The TV debating season, which seems to be running as long as the run up to the Football World Cup, gets a shot in the arm tonight with the debut of Fred Thompson as a player. He had surprised everyone by throwing his Screen Actors' Guild card into the race last month by debating Jay Leno on "Tonight," but this was show time!
It won't affect my mind about the candidates. If I wanted an actor as president, I would vote for somebody who at least has acted the role on TV. I would vote for my favorite TV president of all time: David Palmer of 24. That actor Dennis Haysbert--WAS the president!
This will not be Fred's shining hour. He is up against those veteran troupers, the Mitt & Rudy act, aka Romney & Giuliani, the tango team that has entranced voters so far at these Republican dance recitals. Three's a crowd on the dance floor, as well as TV debates.
As the political version of Dancing with the Stars goes along, Rudy Giuliani's star glows ever more brightly. He is more and more relaxed, showing us the Rudy Giuliani we knew as Mayor of New York City. In the old days he had suffered from an Il Duce complex, always delivering pronuncimentos on issues. He doesn't need a balcony these days. He has TV. These debates allow him to stick his chin into every camera angle.
But I've already made up my mind.
Let me tell you how effective these debates have been in making it possible to pick the best man for the most important public office in the land, if not the world. Thanks to the 19 or so debates I've already watched, I've narrowed it down to two people.
For a while there I thought Obama was my man. But then he said we should bomb Pakistan. Or maybe it was invade.
I see the race now as a battle between Dennis Kucinich and Ron Paul.
Rep. Kucinich beat Mike Gravel in the Democratic race. Because of his wife. Mrs. K is the lady in the red hair that the TV cameras amazingly always seemed to focus on in the rare moments Dennis got to speak. Jon Stewart has done the definitive study of this coincidental editorializing in this part of the debating process, and his astute analysis of these coincidences on The Daily Show should be studied in future poly-sci courses.
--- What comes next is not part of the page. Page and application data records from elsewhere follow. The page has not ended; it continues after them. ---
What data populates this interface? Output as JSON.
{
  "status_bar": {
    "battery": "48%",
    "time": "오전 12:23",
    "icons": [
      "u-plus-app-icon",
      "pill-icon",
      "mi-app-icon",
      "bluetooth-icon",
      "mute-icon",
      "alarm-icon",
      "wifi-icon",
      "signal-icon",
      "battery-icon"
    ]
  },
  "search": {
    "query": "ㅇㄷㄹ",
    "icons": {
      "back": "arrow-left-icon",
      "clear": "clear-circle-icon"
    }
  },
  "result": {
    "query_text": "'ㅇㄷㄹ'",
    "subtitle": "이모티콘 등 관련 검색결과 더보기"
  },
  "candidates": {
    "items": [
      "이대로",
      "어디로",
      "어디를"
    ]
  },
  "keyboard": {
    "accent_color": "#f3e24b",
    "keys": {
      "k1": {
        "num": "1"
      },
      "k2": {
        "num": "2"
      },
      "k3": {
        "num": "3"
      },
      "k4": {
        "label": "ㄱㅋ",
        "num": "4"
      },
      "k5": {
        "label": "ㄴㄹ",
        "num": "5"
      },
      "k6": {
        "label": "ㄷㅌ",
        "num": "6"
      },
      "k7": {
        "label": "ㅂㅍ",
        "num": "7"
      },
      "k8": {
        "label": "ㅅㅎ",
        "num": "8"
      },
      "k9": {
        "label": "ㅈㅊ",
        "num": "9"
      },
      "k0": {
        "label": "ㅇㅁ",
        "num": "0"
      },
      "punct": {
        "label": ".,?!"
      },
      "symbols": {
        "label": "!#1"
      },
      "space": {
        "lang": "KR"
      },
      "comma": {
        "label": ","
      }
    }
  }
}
I'm always moved by these arguments. The only reason I would watch Dallas football, the nation's team as the flacks told us, was the fleeting glimpse of the Dallas Cowgirls. I'm a sucker for pom poms.
It's not a dirty trick by the Kucinich campaign so much as a Democratic tradition. JFK also played the wife card with Jackie in the 1960 election.
Kucinich also happens to be the most provocative candidate, whose only rival in making the most sense is Mike Gravel, the guy who is always telling us the emperor has no clothes. But the TV debate producers treat him as a clown.
Dennis Kucinich has something most of the other candidates don't have. He's sincere. He thinks diplomacy is important, although he may not appreciate that a lot of those people aren't interested in being our buddies. He is a fresh voice worth listening to in the nano-seconds he gets in these debates where theoretically all candidates are equal except some are more equal than others.
In the Republican debates, Rep. Ron Paul has won my vote. He is electrifying. What he has to say shocks the others on the bandstand. He especially makes Rudy's hair stand on end. In the rare moments Paul gets to speak, he actually says something.
Ron Paul is one of those political figures who has a lot of trouble getting network face time in this system of free speech. But he's all over the Internet, saying real things that make a lot of sense. If the polls were open to only those who are Internet connected --not a bad idea-- Paul would win in a landslide.
Whenever the establishment political analysts mention Paul's name they always note that he is at 1% in the polls. The worst example of loading the deck against the lesser-known candidates I've seen was during the Aug. 19 debate hosted by George Stephanopoulos on ABC News' This Week. They actually posted the candidate's latest poll numbers on their ID's. How would George and ABC News executives like seeing their latest Nielsen numbers next to the ABC logo every week?
Anyway, these early poll results are as reliable as telephone polls. I mean the actual telephone pole, not those pseudo-scientific phone conversations conducted with the few people who happen to be home and don't hang up on them as telemarketers.
Rep. Paul has been a lone voice in Congress for some time. One of his jobs was service on the House Committee, overseeing public housing. I remember the day the committee was investigating HUD, and he said, in effect, "Why don't we just abolish the whole department." Phones starting ringing all day on the Hill, from contractors worried the gravy train would stop.
Ron Paul is not the most telegenic. But he is not a phony. Some Republicans are flip flopping around so much that if they were windmills they could generate enough electric power to run our TV sets. Ron Paul sticks to his positions.
So I guess this makes me a Paulist. Until I catch Rep. Kucinich speaking in the next debate and see the lady in the red hair.
What worries me so much is not who will win the dancing with the stars debating game show but how shocked the American TV audience will be come this first Tuesday in November. You mean, the election won't take place until 2008? So what are they flapping their gums so much on the TV news shows about who is ahead in the polls and other nonsense that passes for political discourse these days?
Why don't they just say, in the words of the most authoritative political commentator of all time, Emily Litella, "never mind."